X-Men #21 Review: A Thoughtful Issue Serves as Epilogue and Prologue

X-Men #21 ends the first ongoing X-Men series of the Krakoan era. As the issue itself alludes to, this is hardly the end for the X-Men but a new beginning as the first official X-Men team to emerge from this brave new world debuts. That introduction highlights how odd a 21-issue X-Men comic is without any X-Men. Yet, the issue also puts writer Jonathan Hickman's thoughts about the X-Men into more explicit focus. It's a story of dichotomies, where democracies and empires, dreams and realities sit side-by-side, making for an intriguing turning point in the larger mutant saga and a suitable punctuation mark that makes the often episodic series that preceded it more thematically coherent.

In this finale, Hickman collaborates with four artistic teams, each depicting a different scene. Nick Dragotta, Hickman's collaborator on the sci-fi series East of West, kicks things off with a conversation between Namor, Professor X, and Magneto. Dragotta's sharp lines and slightly exaggerated faces against colorist Frank Martin's fiery red sky infuses the scene with a powerful sense of dramatic tension. It's an ominous backdrop befitting Charles and Erik's discussion of empire-building even as Namor makes pointed moves towards "Earth's Mightiest Heroes."

Russell Dauterman and Matthew Wilson depict the glamour of the gala in full swing as only they could, with Dauterman's eye for fashion and bold colors making it a dazzling affair. Lucas Werneck and Sonny Gho follow, offering a more muted take on the reverie as the focus turns to side conversations. Sara Pichelli and Nolan Woodard close the issue with a dreamier aesthetic—looser linework, more surreal colors—as the mutants turn their attention to something bigger. Each, in turn, does their best to handle the presence of several celebrity cameos gracefully. Even so, these real-world intrusions stick out as much for their pedestrian dress as their on-model renderings.
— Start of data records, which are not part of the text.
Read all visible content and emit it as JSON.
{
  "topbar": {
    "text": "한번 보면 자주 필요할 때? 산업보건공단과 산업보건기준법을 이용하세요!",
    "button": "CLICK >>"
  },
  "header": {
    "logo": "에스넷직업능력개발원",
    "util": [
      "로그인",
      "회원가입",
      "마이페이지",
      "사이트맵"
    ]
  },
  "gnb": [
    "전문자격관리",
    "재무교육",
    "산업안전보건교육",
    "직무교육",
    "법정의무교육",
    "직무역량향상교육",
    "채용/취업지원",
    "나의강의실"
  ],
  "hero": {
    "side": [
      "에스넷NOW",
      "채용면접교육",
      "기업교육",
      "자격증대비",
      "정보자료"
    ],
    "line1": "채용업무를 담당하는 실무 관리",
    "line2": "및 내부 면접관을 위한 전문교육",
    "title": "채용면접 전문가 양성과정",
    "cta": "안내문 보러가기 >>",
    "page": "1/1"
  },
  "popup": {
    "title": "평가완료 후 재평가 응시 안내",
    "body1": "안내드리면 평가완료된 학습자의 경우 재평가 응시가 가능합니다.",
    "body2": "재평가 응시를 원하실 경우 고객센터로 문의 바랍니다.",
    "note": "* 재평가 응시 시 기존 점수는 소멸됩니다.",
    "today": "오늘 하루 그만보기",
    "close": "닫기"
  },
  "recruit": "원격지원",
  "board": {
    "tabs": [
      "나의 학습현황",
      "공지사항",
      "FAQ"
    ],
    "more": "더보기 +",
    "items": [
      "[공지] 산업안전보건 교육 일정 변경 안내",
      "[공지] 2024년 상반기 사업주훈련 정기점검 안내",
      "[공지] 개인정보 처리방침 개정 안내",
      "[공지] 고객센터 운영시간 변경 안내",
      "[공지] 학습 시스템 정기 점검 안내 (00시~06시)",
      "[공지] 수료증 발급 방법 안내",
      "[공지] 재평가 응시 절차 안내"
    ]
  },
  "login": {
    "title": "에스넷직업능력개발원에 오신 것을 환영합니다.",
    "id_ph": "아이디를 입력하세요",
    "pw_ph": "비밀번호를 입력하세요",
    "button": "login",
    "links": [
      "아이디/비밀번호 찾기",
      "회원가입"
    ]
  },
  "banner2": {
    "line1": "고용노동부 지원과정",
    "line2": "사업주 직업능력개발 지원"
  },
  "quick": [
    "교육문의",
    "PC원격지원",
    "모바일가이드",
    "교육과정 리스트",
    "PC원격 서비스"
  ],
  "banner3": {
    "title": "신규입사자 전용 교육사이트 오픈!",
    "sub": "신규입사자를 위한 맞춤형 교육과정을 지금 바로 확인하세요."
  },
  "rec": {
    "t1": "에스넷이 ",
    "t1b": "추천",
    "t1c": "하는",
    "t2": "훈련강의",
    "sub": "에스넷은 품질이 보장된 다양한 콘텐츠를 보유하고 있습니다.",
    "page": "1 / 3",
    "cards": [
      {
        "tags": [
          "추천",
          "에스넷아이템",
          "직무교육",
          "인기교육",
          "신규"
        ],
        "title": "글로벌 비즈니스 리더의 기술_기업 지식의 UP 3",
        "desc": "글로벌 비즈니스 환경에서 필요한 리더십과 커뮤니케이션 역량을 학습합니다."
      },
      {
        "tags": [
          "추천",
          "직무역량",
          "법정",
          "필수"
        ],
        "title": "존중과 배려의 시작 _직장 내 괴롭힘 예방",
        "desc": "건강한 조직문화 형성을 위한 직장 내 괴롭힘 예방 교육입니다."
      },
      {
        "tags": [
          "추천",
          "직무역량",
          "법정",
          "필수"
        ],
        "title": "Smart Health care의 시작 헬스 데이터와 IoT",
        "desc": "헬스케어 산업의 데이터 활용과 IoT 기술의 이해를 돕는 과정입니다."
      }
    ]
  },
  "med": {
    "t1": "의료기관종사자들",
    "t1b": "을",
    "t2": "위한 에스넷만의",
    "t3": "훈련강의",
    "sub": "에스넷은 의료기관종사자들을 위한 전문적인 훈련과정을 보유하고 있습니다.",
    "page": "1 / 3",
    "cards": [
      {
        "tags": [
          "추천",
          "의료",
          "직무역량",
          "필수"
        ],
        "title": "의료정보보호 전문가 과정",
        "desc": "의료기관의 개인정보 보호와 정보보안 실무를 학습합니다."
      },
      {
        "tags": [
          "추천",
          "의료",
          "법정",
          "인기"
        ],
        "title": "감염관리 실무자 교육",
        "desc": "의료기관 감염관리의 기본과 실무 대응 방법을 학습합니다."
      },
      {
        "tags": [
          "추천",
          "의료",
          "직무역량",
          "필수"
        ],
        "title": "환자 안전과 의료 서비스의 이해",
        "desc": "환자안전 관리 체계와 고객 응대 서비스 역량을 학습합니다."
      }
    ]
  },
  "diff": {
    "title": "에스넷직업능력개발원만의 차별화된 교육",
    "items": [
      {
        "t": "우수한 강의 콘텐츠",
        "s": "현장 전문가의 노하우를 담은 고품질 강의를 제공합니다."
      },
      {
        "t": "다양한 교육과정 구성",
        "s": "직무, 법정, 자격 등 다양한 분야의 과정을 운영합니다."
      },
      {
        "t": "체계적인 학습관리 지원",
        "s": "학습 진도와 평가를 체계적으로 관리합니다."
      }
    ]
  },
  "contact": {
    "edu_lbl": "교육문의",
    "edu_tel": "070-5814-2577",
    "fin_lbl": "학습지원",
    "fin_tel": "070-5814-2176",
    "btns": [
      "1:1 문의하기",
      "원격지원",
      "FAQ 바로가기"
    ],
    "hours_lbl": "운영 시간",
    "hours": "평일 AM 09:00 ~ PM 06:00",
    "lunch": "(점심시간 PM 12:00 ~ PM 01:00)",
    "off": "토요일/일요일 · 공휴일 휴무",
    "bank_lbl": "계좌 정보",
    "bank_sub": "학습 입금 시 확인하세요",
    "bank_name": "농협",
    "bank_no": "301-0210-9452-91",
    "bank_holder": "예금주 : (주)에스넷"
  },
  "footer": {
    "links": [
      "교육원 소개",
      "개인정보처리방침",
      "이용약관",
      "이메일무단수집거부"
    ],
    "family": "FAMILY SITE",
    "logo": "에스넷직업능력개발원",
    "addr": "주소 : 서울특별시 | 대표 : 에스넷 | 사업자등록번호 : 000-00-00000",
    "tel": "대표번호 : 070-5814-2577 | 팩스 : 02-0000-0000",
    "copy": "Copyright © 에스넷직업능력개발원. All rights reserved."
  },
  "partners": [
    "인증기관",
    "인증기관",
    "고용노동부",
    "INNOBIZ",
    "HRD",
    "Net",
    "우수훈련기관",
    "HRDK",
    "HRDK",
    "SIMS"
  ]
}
In the first issue of this series, Hickman had Cyclops explaining to Polaris how Krakoa's founding feels like the realization of a dream, one that he'd on the precipice of surrendering to reality. Here, monologuing to a very different listener, Cyclops again draws that line between dreams, specifically Xavier's, and the waking world. As he sees it, to be an X-Man is to be a dreamer living in a reality that loves nothing more than to tear dreams apart.

It's a loaded sequence. At once, it reflects on the rest of the series revealing mutant heroes exist even without the rarefied team name: Cyclops the superhero, Magneto the living legend, Mystique the righteous iconoclast. It encourages consideration of the democratic means of electing the new X-Men squad that immediately follows Xavier and Magneto's unflinching admission to building an empire. And it also invites metatextual interpretations that consider the imperfect mutant metaphor, which so often fails to encompass the reality of life as a minority. It's a flawed fiction struggling to speak to a harsh reality. That dichotomy is itself on display in a splash page introducing the new X-Men. It's a beautiful page drawn by Dauterman, a gay man, awash in rainbow colors, coming after the pointed use of the term "pride" in an issue released during Pride month that fails to contain any LGBTQ+ representation.

As a single issue, X-Men #21 feels like a coda to the intense stories that preceded it. It's a series of interludes allowing Hickman to reflect on why he wanted to write the X-Men in the first place and why readers continue to be fascinated with these characters despite the concept's narrative imperfections. At the same time, it tidies up this chapter in a larger saga neatly and poses the question of whether the idea of Krakoa is still worth dreaming.

Published by Marvel Comics

On June 9, 2021

Written by Jonathan Hickman

Art by Nick Dragotta, Russell Dauterman, Lucas Werneck, and Sara Pichelli

Colors by Frank Martin, Matthew Wilson, Sonny Gho, and Nolan Woodard


Letters by Clayton Cowles

Cover by Leinil Francis Yu